“Los Angeles has had remarkable improvement,” Klein says. “You would think the board would be exhilarated by that. Isn’t this what it’s supposed to be about? You would think that people would be saying, whatever else, John Deasy is doing a world-class job for our kids. But I’m sure that what people are focusing on are political issues and on adult issues.”

Menefee-Libey says Deasy’s style was typical of so-called reformers who sound alarm bells over the state of public education and claim the emergency demands radical change.

“Deasy came in saying, ‘This district is in crisis and I’m going to turn it around,’” says Menefee-Libey. “That’s not how large organizations like this work. These are large complex organizations that don’t change fast. These people who want to bring radical change end up destabilizing districts, which makes bringing change even harder to do.”

“Large urban school districts are hard to run,” Menefee-Libey says. “This is rocket science.
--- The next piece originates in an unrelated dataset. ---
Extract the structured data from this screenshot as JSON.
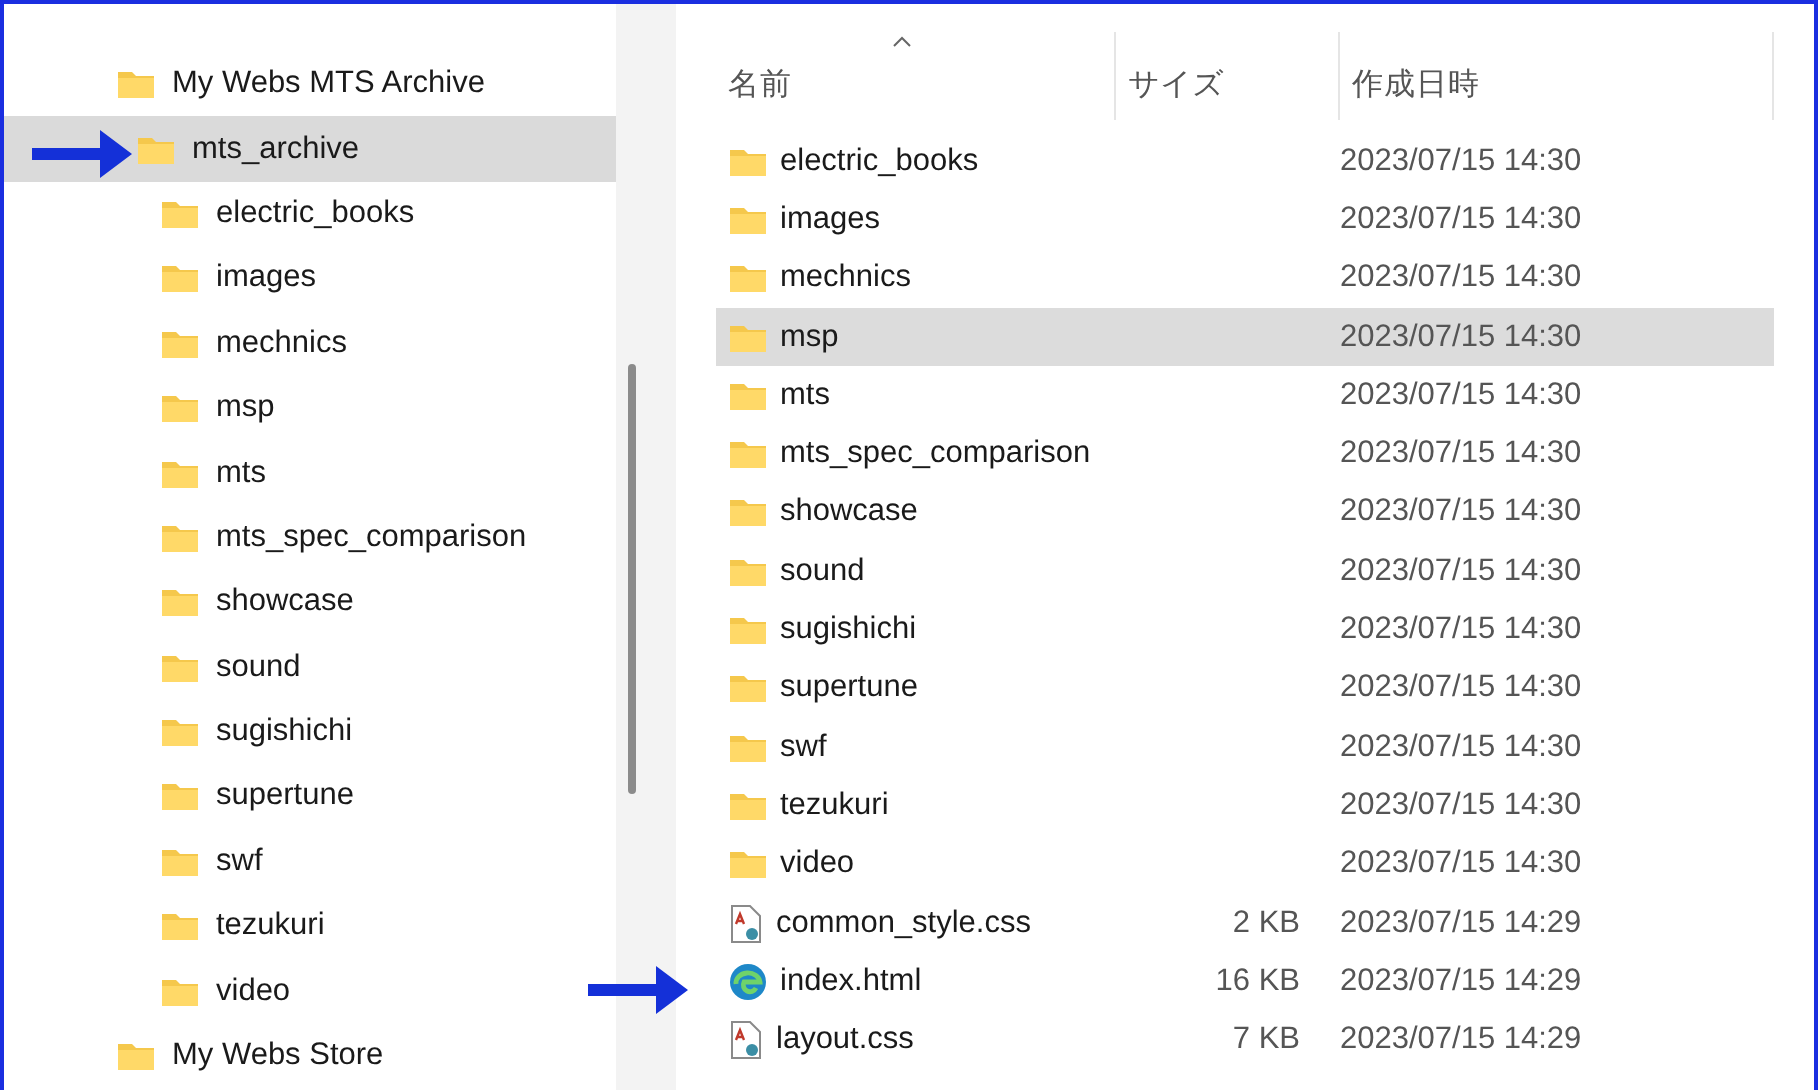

It’s too much for one person to run if he wants to be some kind of radical change agent. He has to be willing to collaborate with people with whom he may disagree. This is a diverse district and to govern it inclusively is a hard thing to do.”

Hess says it’s unlikely that any activist superintendent would have fared differently. “The idea that good leadership is a superintendent and school board playing patty-cake is a pipe dream,” says Hess. “If they’re not fighting over anything it’s probably because nothing important is happening. We shouldn’t rush to imagine that all tension and argument is necessarily a bad reflection on the political process.”


This story was produced in collaboration with The Hechinger Report, a nonprofit, nonpartisan education-news outlet affiliated with Teachers College, Columbia University.